The appeals court in Paris confirmed the punishment, which also included a €10,000 ($13,000) fine, imposed in 2008 after Le Pen was found guilty of denying a crime against humanity.
Le Pen, who had made the remarks in an interview with a far-right magazine in 2005, was not present for the court ruling.
Le Pen had told Rivarol magazine that "in France, at least, the German occupation was not especially inhumane, even if there were a number of excesses -- inevitable in a country of 550,000 square kilometres".
Le Pen said he would appeal the ruling to France's Court of Cassation, the country's court of last resort, and linked Thursday's decision with the French presidential election in April.
"I will make an appeal in cassation against this decision, which I'm not surprised comes during the election period," Le Pen told AFP, accusing the courts of "opportunism".
The far-right leader handed over the reins of his National Front (FN) party to his daughter Marine last year and she is currently in third place in opinion polls, with around 20 percent, ahead of the presidential vote.
Le Pen, who founded the FN in 1972, had been convicted of racism or anti-Semitism on a number of previous occasions. In 1987 he described the Nazi gas chambers as a "detail of history".
With the help of the Vichy government during World War II, the German authorities deported more than 70,000 French Jews to death camps, and thousands of French civilians died in reprisals by the German army.

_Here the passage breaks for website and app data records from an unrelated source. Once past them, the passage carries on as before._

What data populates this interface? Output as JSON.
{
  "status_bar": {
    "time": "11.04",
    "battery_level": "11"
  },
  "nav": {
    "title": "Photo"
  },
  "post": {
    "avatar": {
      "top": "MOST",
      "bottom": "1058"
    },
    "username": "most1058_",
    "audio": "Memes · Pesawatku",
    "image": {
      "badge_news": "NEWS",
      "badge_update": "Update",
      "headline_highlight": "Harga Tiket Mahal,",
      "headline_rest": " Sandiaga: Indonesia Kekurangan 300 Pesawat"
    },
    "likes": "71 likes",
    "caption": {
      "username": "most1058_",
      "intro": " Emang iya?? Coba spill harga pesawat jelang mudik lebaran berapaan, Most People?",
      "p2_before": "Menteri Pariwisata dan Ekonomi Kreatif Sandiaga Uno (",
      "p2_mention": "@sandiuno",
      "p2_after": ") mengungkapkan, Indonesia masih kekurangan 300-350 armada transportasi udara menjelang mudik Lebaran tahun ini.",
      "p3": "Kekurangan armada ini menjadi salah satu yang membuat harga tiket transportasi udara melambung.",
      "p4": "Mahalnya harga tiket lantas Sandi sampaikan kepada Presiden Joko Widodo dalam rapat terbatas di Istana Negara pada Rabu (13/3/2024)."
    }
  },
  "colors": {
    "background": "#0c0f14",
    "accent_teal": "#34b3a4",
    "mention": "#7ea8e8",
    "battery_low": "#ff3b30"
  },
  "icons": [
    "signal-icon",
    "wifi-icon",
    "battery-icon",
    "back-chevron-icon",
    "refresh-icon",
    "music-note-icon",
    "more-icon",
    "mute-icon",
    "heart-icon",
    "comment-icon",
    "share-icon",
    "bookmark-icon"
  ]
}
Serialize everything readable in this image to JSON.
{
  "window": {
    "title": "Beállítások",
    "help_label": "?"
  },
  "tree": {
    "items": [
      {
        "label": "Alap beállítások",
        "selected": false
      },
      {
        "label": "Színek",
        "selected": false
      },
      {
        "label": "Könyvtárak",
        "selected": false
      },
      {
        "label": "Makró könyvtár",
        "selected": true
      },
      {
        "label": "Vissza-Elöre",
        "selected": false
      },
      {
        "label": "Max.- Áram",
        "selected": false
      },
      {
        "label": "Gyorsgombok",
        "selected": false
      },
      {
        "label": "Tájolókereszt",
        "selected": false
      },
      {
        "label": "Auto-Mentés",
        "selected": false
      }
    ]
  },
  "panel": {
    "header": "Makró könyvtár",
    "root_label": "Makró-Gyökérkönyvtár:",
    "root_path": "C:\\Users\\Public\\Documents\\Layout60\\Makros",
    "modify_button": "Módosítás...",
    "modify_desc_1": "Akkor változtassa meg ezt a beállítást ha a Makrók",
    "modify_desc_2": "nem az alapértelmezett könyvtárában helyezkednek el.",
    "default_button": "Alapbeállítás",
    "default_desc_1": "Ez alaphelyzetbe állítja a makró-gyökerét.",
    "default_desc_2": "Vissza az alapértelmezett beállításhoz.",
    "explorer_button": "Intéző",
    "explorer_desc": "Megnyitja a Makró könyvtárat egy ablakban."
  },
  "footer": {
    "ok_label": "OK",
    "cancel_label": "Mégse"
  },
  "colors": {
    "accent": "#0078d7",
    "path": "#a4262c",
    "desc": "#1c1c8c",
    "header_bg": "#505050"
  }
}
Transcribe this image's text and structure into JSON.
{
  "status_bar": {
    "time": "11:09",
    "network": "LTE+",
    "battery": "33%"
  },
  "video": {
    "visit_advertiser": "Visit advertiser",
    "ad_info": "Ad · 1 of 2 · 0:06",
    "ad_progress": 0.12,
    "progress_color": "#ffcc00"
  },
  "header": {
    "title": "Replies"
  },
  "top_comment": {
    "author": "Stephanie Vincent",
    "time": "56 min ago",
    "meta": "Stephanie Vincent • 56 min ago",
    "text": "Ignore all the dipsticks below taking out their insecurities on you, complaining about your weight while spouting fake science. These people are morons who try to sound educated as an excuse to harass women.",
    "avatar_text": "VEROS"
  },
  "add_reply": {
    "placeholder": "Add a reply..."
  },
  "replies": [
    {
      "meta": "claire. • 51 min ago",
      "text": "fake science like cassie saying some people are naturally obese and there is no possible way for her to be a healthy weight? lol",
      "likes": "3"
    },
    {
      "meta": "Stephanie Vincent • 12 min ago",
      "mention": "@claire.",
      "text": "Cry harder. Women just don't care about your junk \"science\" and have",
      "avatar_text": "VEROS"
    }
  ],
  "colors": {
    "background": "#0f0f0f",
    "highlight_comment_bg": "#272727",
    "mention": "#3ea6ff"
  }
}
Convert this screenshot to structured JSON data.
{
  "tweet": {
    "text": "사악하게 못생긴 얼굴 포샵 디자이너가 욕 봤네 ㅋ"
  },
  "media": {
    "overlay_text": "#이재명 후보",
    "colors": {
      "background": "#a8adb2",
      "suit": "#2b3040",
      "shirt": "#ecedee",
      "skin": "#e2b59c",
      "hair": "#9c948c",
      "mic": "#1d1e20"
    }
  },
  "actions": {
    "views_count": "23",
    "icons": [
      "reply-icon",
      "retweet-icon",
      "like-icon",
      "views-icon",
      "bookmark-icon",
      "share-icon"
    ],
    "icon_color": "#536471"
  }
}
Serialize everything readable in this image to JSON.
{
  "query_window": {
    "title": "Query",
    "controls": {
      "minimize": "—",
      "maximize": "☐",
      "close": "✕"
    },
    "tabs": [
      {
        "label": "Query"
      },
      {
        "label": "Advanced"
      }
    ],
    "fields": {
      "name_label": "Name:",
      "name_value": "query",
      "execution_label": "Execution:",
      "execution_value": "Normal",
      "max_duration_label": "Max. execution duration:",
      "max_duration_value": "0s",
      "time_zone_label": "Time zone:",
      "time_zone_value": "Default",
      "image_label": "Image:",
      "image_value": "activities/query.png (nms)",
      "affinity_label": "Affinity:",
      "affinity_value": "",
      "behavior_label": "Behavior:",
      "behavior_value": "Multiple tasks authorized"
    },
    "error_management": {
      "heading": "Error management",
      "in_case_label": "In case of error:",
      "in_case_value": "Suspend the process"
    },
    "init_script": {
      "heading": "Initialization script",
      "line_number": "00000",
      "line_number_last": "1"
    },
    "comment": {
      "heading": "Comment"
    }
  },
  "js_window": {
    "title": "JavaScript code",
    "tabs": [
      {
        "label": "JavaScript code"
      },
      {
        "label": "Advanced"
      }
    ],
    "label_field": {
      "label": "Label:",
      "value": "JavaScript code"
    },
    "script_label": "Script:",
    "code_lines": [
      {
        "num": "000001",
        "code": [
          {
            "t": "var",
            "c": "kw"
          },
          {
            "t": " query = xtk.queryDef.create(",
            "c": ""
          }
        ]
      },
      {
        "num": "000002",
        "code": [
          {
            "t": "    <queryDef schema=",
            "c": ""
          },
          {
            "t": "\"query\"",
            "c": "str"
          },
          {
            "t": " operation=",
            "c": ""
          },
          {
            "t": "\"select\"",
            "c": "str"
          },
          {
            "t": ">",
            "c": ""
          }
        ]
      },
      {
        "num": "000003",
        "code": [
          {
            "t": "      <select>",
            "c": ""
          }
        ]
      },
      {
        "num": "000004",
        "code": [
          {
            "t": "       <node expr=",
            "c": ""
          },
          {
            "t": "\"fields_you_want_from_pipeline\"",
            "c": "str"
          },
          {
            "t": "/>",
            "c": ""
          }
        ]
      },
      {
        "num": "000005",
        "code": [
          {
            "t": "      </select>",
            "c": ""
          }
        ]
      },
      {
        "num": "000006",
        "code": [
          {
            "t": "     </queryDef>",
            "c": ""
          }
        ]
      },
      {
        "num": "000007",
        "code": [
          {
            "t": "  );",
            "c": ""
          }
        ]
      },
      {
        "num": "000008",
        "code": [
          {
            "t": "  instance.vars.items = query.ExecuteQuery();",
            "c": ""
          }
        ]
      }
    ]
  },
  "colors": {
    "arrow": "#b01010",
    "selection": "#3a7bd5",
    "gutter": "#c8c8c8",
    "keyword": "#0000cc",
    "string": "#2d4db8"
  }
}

In 2002 Le Pen shocked observers by making it through to the second round of France's presidential election.